_RECORDS PROVIDED_:
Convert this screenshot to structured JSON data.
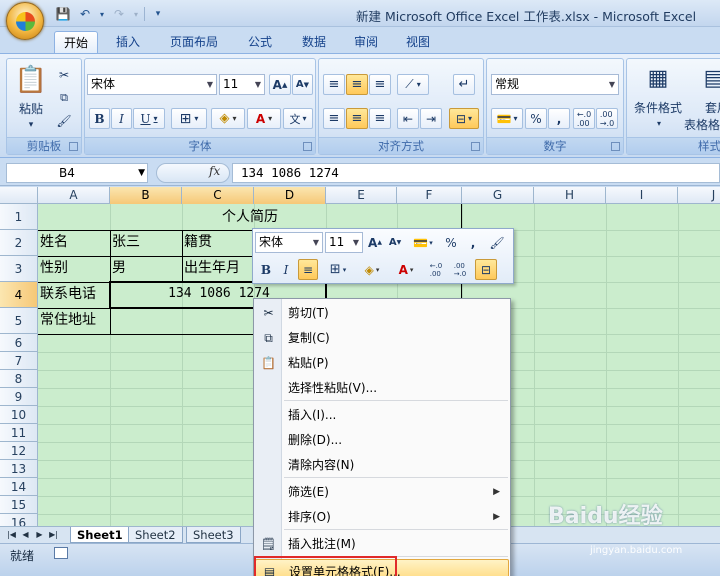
{
  "window": {
    "title": "新建 Microsoft Office Excel 工作表.xlsx - Microsoft Excel"
  },
  "tabs": [
    "开始",
    "插入",
    "页面布局",
    "公式",
    "数据",
    "审阅",
    "视图"
  ],
  "ribbon": {
    "clipboard": {
      "label": "剪贴板",
      "paste": "粘贴"
    },
    "font": {
      "label": "字体",
      "name": "宋体",
      "size": "11"
    },
    "alignment": {
      "label": "对齐方式"
    },
    "number": {
      "label": "数字",
      "format": "常规",
      "percent": "%",
      "comma": ","
    },
    "styles": {
      "label": "样式",
      "conditional": "条件格式",
      "table_line1": "套用",
      "table_line2": "表格格式"
    }
  },
  "formula_bar": {
    "name_box": "B4",
    "fx": "fx",
    "value": "134 1086 1274"
  },
  "columns": [
    "A",
    "B",
    "C",
    "D",
    "E",
    "F",
    "G",
    "H",
    "I",
    "J"
  ],
  "rows": [
    "1",
    "2",
    "3",
    "4",
    "5",
    "6",
    "7",
    "8",
    "9",
    "10",
    "11",
    "12",
    "13",
    "14",
    "15",
    "16"
  ],
  "cells": {
    "title": "个人简历",
    "a2": "姓名",
    "b2": "张三",
    "c2": "籍贯",
    "a3": "性别",
    "b3": "男",
    "c3": "出生年月",
    "a4": "联系电话",
    "b4": "134 1086 1274",
    "a5": "常住地址"
  },
  "sheets": [
    "Sheet1",
    "Sheet2",
    "Sheet3"
  ],
  "status": "就绪",
  "mini_toolbar": {
    "font": "宋体",
    "size": "11",
    "percent": "%",
    "comma": ","
  },
  "context_menu": {
    "cut": "剪切(T)",
    "copy": "复制(C)",
    "paste": "粘贴(P)",
    "paste_special": "选择性粘贴(V)...",
    "insert": "插入(I)...",
    "delete": "删除(D)...",
    "clear": "清除内容(N)",
    "filter": "筛选(E)",
    "sort": "排序(O)",
    "insert_comment": "插入批注(M)",
    "format_cells": "设置单元格格式(F)..."
  },
  "watermark": {
    "brand": "Baidu经验",
    "url": "jingyan.baidu.com"
  }
}
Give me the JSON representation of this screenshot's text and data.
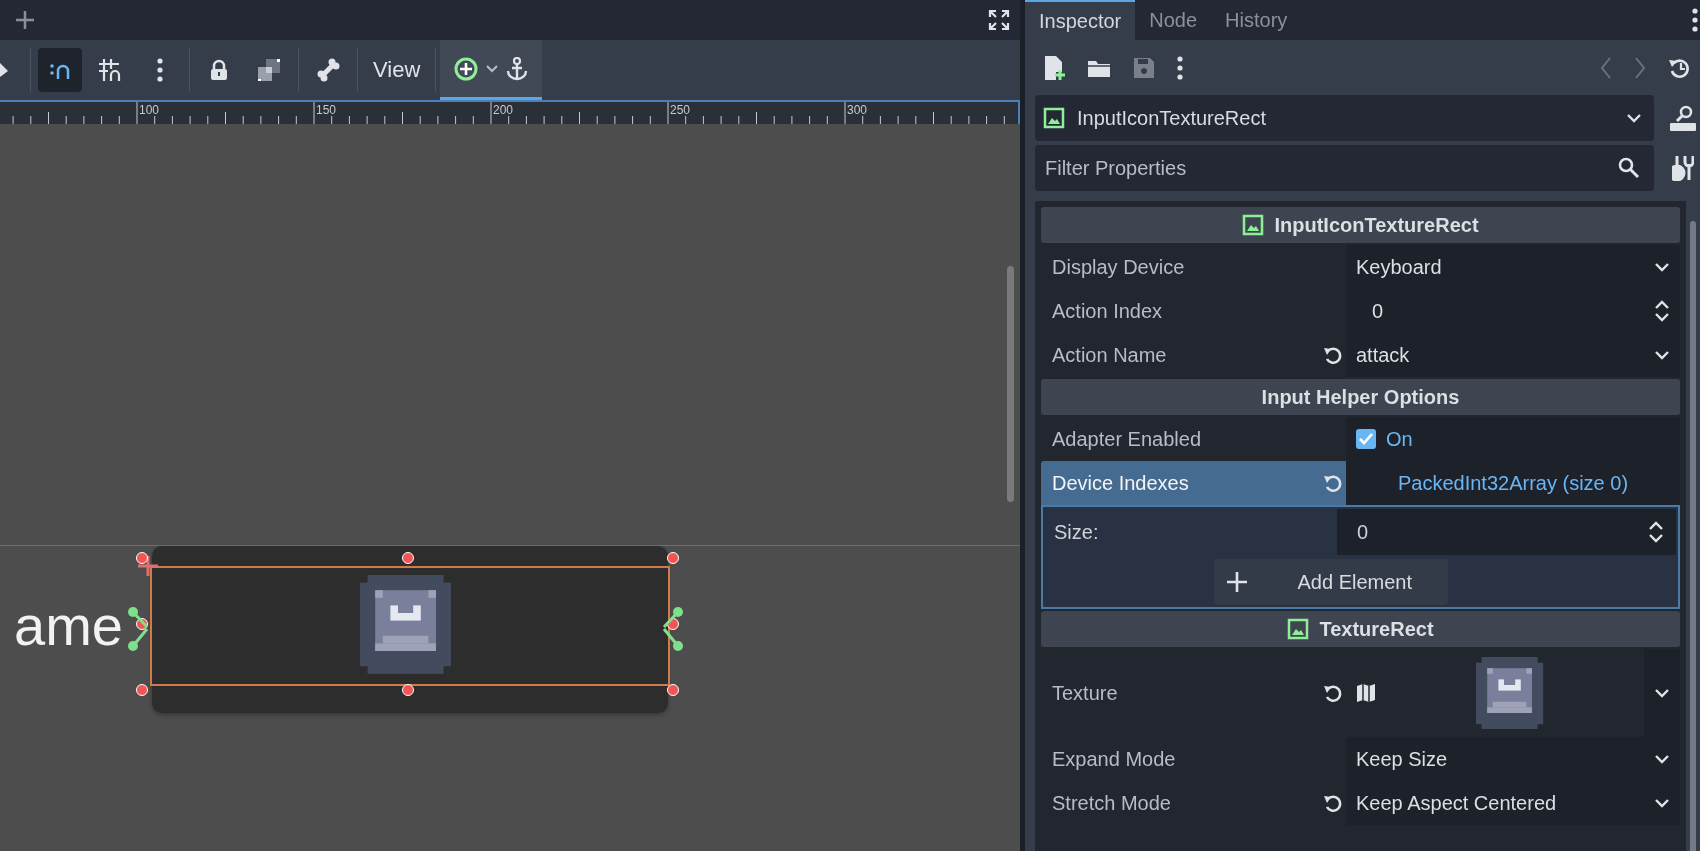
{
  "toolbar": {
    "items": [
      {
        "kind": "snap",
        "on": true
      },
      {
        "kind": "grid",
        "on": false
      },
      {
        "kind": "more"
      },
      {
        "kind": "lock"
      },
      {
        "kind": "group"
      },
      {
        "kind": "bone"
      },
      {
        "kind": "menu",
        "label": "View"
      },
      {
        "kind": "anchor-group",
        "on": true
      }
    ]
  },
  "ruler": {
    "labels": [
      "100",
      "150",
      "200",
      "250",
      "300"
    ]
  },
  "canvas": {
    "label_text": "ame"
  },
  "inspector": {
    "tabs": [
      {
        "label": "Inspector",
        "selected": true
      },
      {
        "label": "Node",
        "selected": false
      },
      {
        "label": "History",
        "selected": false
      }
    ],
    "node_selector": "InputIconTextureRect",
    "filter": {
      "placeholder": "Filter Properties"
    },
    "sections": [
      {
        "kind": "class",
        "title": "InputIconTextureRect",
        "rows": [
          {
            "kind": "dropdown",
            "label": "Display Device",
            "value": "Keyboard",
            "revertable": false,
            "selected": false
          },
          {
            "kind": "spin",
            "label": "Action Index",
            "value": "0",
            "revertable": false,
            "selected": false
          },
          {
            "kind": "dropdown",
            "label": "Action Name",
            "value": "attack",
            "revertable": true,
            "selected": false
          }
        ]
      },
      {
        "kind": "group",
        "title": "Input Helper Options",
        "rows": [
          {
            "kind": "checkbox",
            "label": "Adapter Enabled",
            "checked": true,
            "value": "On",
            "revertable": false,
            "selected": false
          },
          {
            "kind": "array",
            "label": "Device Indexes",
            "value": "PackedInt32Array (size 0)",
            "revertable": true,
            "selected": true,
            "expanded": true,
            "size_label": "Size:",
            "size_value": "0",
            "add_label": "Add Element"
          }
        ]
      },
      {
        "kind": "class",
        "title": "TextureRect",
        "rows": [
          {
            "kind": "texture",
            "label": "Texture",
            "revertable": true,
            "selected": false
          },
          {
            "kind": "dropdown",
            "label": "Expand Mode",
            "value": "Keep Size",
            "revertable": false,
            "selected": false
          },
          {
            "kind": "dropdown",
            "label": "Stretch Mode",
            "value": "Keep Aspect Centered",
            "revertable": true,
            "selected": false
          }
        ]
      }
    ]
  }
}
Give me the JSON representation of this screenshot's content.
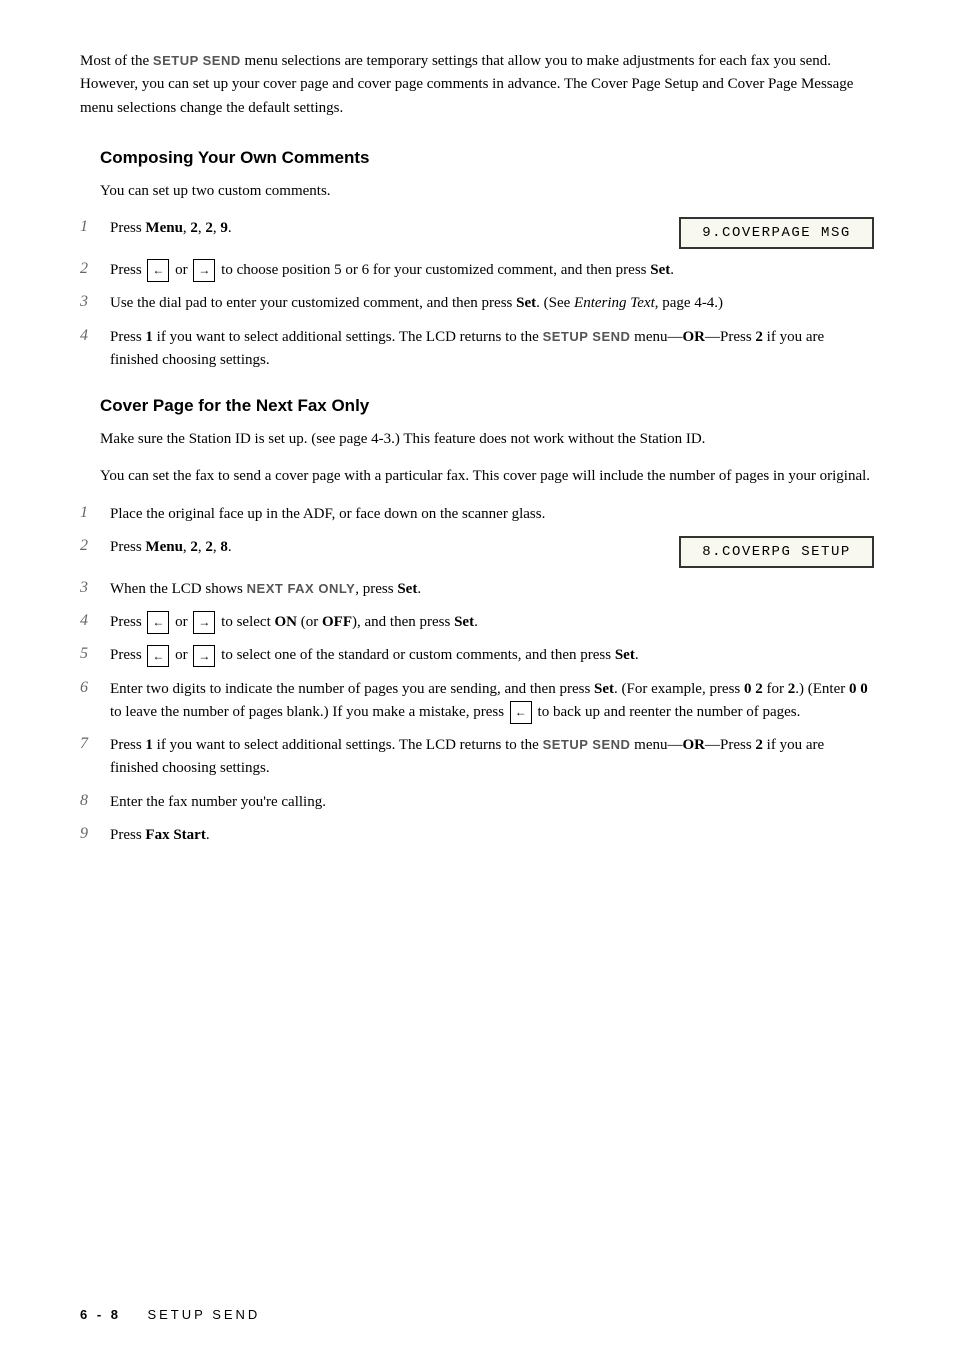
{
  "intro": {
    "text_parts": [
      "Most of the ",
      "SETUP SEND",
      " menu selections are temporary settings that allow you to make adjustments for each fax you send. However, you can set up your cover page and cover page comments in advance. The Cover Page Setup and Cover Page Message menu selections change the default settings."
    ]
  },
  "section1": {
    "heading": "Composing Your Own Comments",
    "intro": "You can set up two custom comments.",
    "steps": [
      {
        "num": "1",
        "text": "Press Menu, 2, 2, 9.",
        "lcd": "9.COVERPAGE MSG"
      },
      {
        "num": "2",
        "text": "Press ← or → to choose position 5 or 6 for your customized comment, and then press Set."
      },
      {
        "num": "3",
        "text": "Use the dial pad to enter your customized comment, and then press Set. (See Entering Text, page 4-4.)"
      },
      {
        "num": "4",
        "text": "Press 1 if you want to select additional settings. The LCD returns to the SETUP SEND menu—OR—Press 2 if you are finished choosing settings."
      }
    ]
  },
  "section2": {
    "heading": "Cover Page for the Next Fax Only",
    "intro1": "Make sure the Station ID is set up. (see page 4-3.) This feature does not work without the Station ID.",
    "intro2": "You can set the fax to send a cover page with a particular fax. This cover page will include the number of pages in your original.",
    "steps": [
      {
        "num": "1",
        "text": "Place the original face up in the ADF, or face down on the scanner glass."
      },
      {
        "num": "2",
        "text": "Press Menu, 2, 2, 8.",
        "lcd": "8.COVERPG SETUP"
      },
      {
        "num": "3",
        "text": "When the LCD shows NEXT FAX ONLY, press Set."
      },
      {
        "num": "4",
        "text": "Press ← or → to select ON (or OFF), and then press Set."
      },
      {
        "num": "5",
        "text": "Press ← or → to select one of the standard or custom comments, and then press Set."
      },
      {
        "num": "6",
        "text": "Enter two digits to indicate the number of pages you are sending, and then press Set. (For example, press 0 2 for 2.) (Enter 0 0 to leave the number of pages blank.) If you make a mistake, press ← to back up and reenter the number of pages."
      },
      {
        "num": "7",
        "text": "Press 1 if you want to select additional settings. The LCD returns to the SETUP SEND menu—OR—Press 2 if you are finished choosing settings."
      },
      {
        "num": "8",
        "text": "Enter the fax number you're calling."
      },
      {
        "num": "9",
        "text": "Press Fax Start."
      }
    ]
  },
  "footer": {
    "page": "6 - 8",
    "label": "SETUP SEND"
  }
}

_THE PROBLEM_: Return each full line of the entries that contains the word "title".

_EXERCISE RESULT_:
    "title": "新建 Microsoft Office Excel 工作表.xlsx - Microsoft Excel"
    "title": "个人简历",
        "title": "InputIconTextureRect",
        "title": "Input Helper Options",
        "title": "TextureRect",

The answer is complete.